--- Records supplied ---
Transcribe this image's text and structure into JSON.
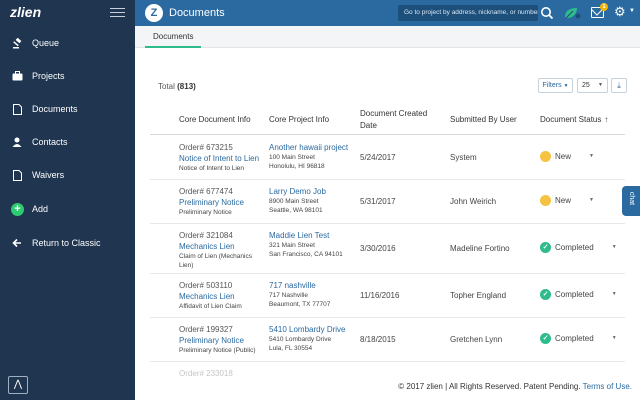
{
  "sidebar": {
    "logo": "zlien",
    "items": [
      {
        "label": "Queue",
        "icon": "gavel-icon"
      },
      {
        "label": "Projects",
        "icon": "briefcase-icon"
      },
      {
        "label": "Documents",
        "icon": "document-icon"
      },
      {
        "label": "Contacts",
        "icon": "user-icon"
      },
      {
        "label": "Waivers",
        "icon": "document-icon"
      },
      {
        "label": "Add",
        "icon": "plus-icon"
      },
      {
        "label": "Return to Classic",
        "icon": "arrow-left-icon"
      }
    ],
    "add_glyph": "+"
  },
  "topbar": {
    "title": "Documents",
    "badge_letter": "Z",
    "search_placeholder": "Go to project by address, nickname, or number",
    "notification_count": "1"
  },
  "tabs": [
    {
      "label": "Documents"
    }
  ],
  "table_controls": {
    "total_label": "Total",
    "total_count": "(813)",
    "filters_label": "Filters",
    "page_size": "25"
  },
  "table": {
    "columns": [
      "Core Document Info",
      "Core Project Info",
      "Document Created Date",
      "Submitted By User",
      "Document Status"
    ],
    "rows": [
      {
        "order": "Order# 673215",
        "doc_title": "Notice of Intent to Lien",
        "doc_sub": "Notice of Intent to Lien",
        "project": "Another hawaii project",
        "address1": "100 Main Street",
        "address2": "Honolulu, HI 96818",
        "date": "5/24/2017",
        "user": "System",
        "status": "New"
      },
      {
        "order": "Order# 677474",
        "doc_title": "Preliminary Notice",
        "doc_sub": "Preliminary Notice",
        "project": "Larry Demo Job",
        "address1": "8900 Main Street",
        "address2": "Seattle, WA 98101",
        "date": "5/31/2017",
        "user": "John Weirich",
        "status": "New"
      },
      {
        "order": "Order# 321084",
        "doc_title": "Mechanics Lien",
        "doc_sub": "Claim of Lien (Mechanics Lien)",
        "project": "Maddie Lien Test",
        "address1": "321 Main Street",
        "address2": "San Francisco, CA 94101",
        "date": "3/30/2016",
        "user": "Madeline Fortino",
        "status": "Completed"
      },
      {
        "order": "Order# 503110",
        "doc_title": "Mechanics Lien",
        "doc_sub": "Affidavit of Lien Claim",
        "project": "717 nashville",
        "address1": "717 Nashville",
        "address2": "Beaumont, TX 77707",
        "date": "11/16/2016",
        "user": "Topher England",
        "status": "Completed"
      },
      {
        "order": "Order# 199327",
        "doc_title": "Preliminary Notice",
        "doc_sub": "Preliminary Notice (Public)",
        "project": "5410 Lombardy Drive",
        "address1": "5410 Lombardy Drive",
        "address2": "Lula, FL 30554",
        "date": "8/18/2015",
        "user": "Gretchen Lynn",
        "status": "Completed"
      },
      {
        "order": "Order# 233018",
        "doc_title": "",
        "doc_sub": "",
        "project": "",
        "address1": "",
        "address2": "",
        "date": "",
        "user": "",
        "status": ""
      }
    ]
  },
  "footer": {
    "text": "© 2017 zlien | All Rights Reserved. Patent Pending.",
    "link": "Terms of Use."
  },
  "chat": {
    "label": "chat"
  },
  "colors": {
    "sidebar_bg": "#1f3550",
    "topbar_bg": "#2a6aa1",
    "link": "#2a6aa1",
    "status_new": "#f5c242",
    "status_completed": "#2ebd8a"
  }
}
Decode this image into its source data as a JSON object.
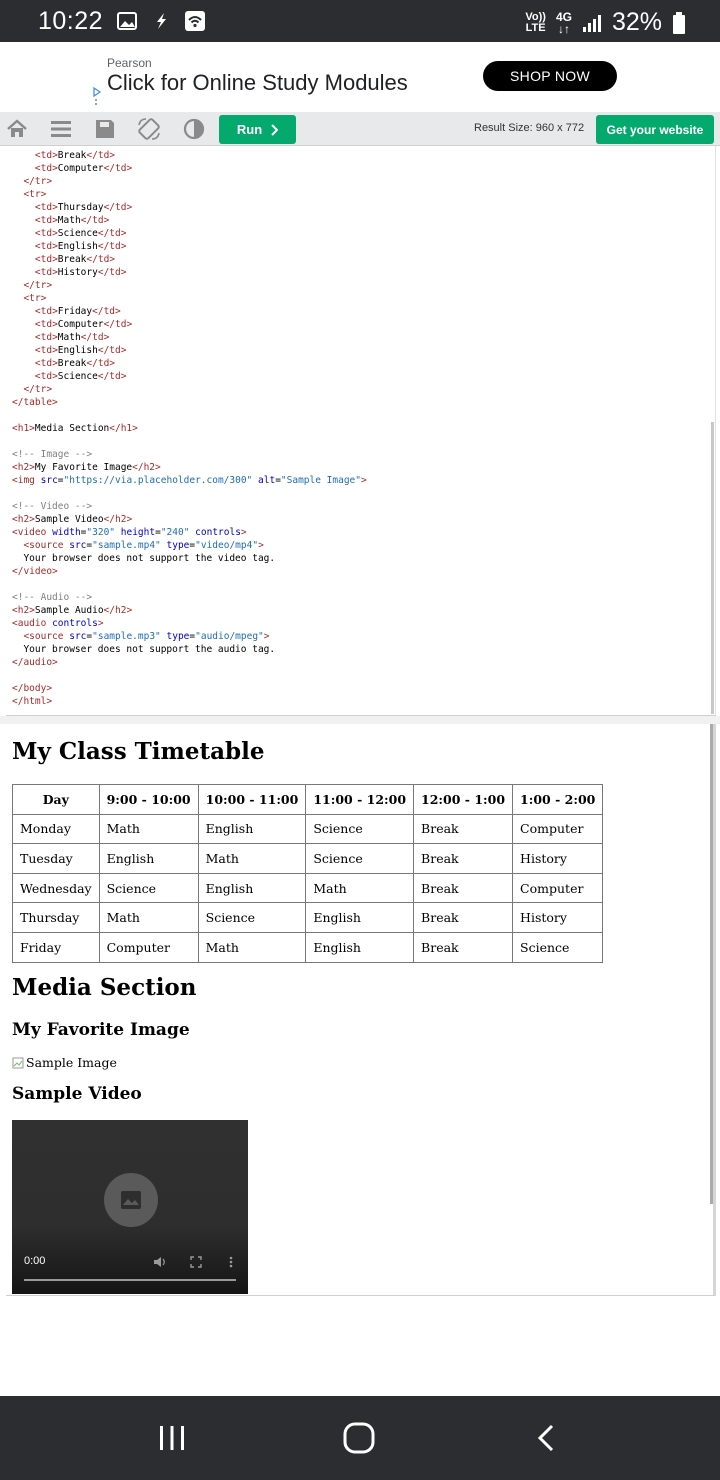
{
  "status_bar": {
    "time": "10:22",
    "volte_top": "Vo))",
    "volte_bottom": "LTE",
    "network": "4G",
    "battery": "32%"
  },
  "ad": {
    "brand": "Pearson",
    "headline": "Click for Online Study Modules",
    "cta": "SHOP NOW"
  },
  "toolbar": {
    "run_label": "Run",
    "result_size": "Result Size: 960 x 772",
    "website_label": "Get your website"
  },
  "code_lines": [
    "    <td>Break</td>",
    "    <td>Computer</td>",
    "  </tr>",
    "  <tr>",
    "    <td>Thursday</td>",
    "    <td>Math</td>",
    "    <td>Science</td>",
    "    <td>English</td>",
    "    <td>Break</td>",
    "    <td>History</td>",
    "  </tr>",
    "  <tr>",
    "    <td>Friday</td>",
    "    <td>Computer</td>",
    "    <td>Math</td>",
    "    <td>English</td>",
    "    <td>Break</td>",
    "    <td>Science</td>",
    "  </tr>",
    "</table>",
    "",
    "<h1>Media Section</h1>",
    "",
    "<!-- Image -->",
    "<h2>My Favorite Image</h2>",
    "<img src=\"https://via.placeholder.com/300\" alt=\"Sample Image\">",
    "",
    "<!-- Video -->",
    "<h2>Sample Video</h2>",
    "<video width=\"320\" height=\"240\" controls>",
    "  <source src=\"sample.mp4\" type=\"video/mp4\">",
    "  Your browser does not support the video tag.",
    "</video>",
    "",
    "<!-- Audio -->",
    "<h2>Sample Audio</h2>",
    "<audio controls>",
    "  <source src=\"sample.mp3\" type=\"audio/mpeg\">",
    "  Your browser does not support the audio tag.",
    "</audio>",
    "",
    "</body>",
    "</html>"
  ],
  "result": {
    "title": "My Class Timetable",
    "table": {
      "headers": [
        "Day",
        "9:00 - 10:00",
        "10:00 - 11:00",
        "11:00 - 12:00",
        "12:00 - 1:00",
        "1:00 - 2:00"
      ],
      "rows": [
        [
          "Monday",
          "Math",
          "English",
          "Science",
          "Break",
          "Computer"
        ],
        [
          "Tuesday",
          "English",
          "Math",
          "Science",
          "Break",
          "History"
        ],
        [
          "Wednesday",
          "Science",
          "English",
          "Math",
          "Break",
          "Computer"
        ],
        [
          "Thursday",
          "Math",
          "Science",
          "English",
          "Break",
          "History"
        ],
        [
          "Friday",
          "Computer",
          "Math",
          "English",
          "Break",
          "Science"
        ]
      ]
    },
    "media_heading": "Media Section",
    "image_heading": "My Favorite Image",
    "image_alt": "Sample Image",
    "video_heading": "Sample Video",
    "video_time": "0:00",
    "video_progress": 0
  },
  "colors": {
    "accent_green": "#04aa6d",
    "status_bar_bg": "#2b2d30",
    "tag_color": "#a52a2a",
    "attr_value_color": "#1e6db3",
    "comment_color": "#808080"
  },
  "icons": {
    "toolbar": [
      "home-icon",
      "menu-icon",
      "save-icon",
      "rotate-icon",
      "contrast-icon"
    ],
    "nav": [
      "recent-apps-icon",
      "home-button-icon",
      "back-icon"
    ]
  }
}
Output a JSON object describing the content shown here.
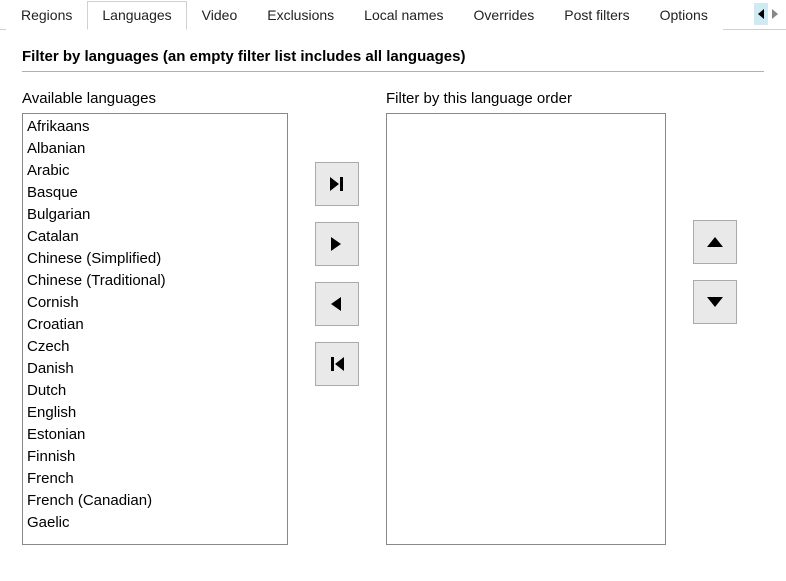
{
  "tabs": [
    {
      "label": "Regions",
      "active": false
    },
    {
      "label": "Languages",
      "active": true
    },
    {
      "label": "Video",
      "active": false
    },
    {
      "label": "Exclusions",
      "active": false
    },
    {
      "label": "Local names",
      "active": false
    },
    {
      "label": "Overrides",
      "active": false
    },
    {
      "label": "Post filters",
      "active": false
    },
    {
      "label": "Options",
      "active": false
    }
  ],
  "panel": {
    "title": "Filter by languages (an empty filter list includes all languages)",
    "available_label": "Available languages",
    "filter_label": "Filter by this language order"
  },
  "available_languages": [
    "Afrikaans",
    "Albanian",
    "Arabic",
    "Basque",
    "Bulgarian",
    "Catalan",
    "Chinese (Simplified)",
    "Chinese (Traditional)",
    "Cornish",
    "Croatian",
    "Czech",
    "Danish",
    "Dutch",
    "English",
    "Estonian",
    "Finnish",
    "French",
    "French (Canadian)",
    "Gaelic"
  ],
  "filter_languages": [],
  "buttons": {
    "move_all_right": "move-all-right",
    "move_right": "move-right",
    "move_left": "move-left",
    "move_all_left": "move-all-left",
    "move_up": "move-up",
    "move_down": "move-down"
  }
}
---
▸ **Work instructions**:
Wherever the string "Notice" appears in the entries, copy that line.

▸ **Task response**:
        "doc_title": "Notice of Intent to Lien",
        "doc_sub": "Notice of Intent to Lien",
        "doc_title": "Preliminary Notice",
        "doc_sub": "Preliminary Notice",
        "doc_title": "Preliminary Notice",
        "doc_sub": "Preliminary Notice (Public)",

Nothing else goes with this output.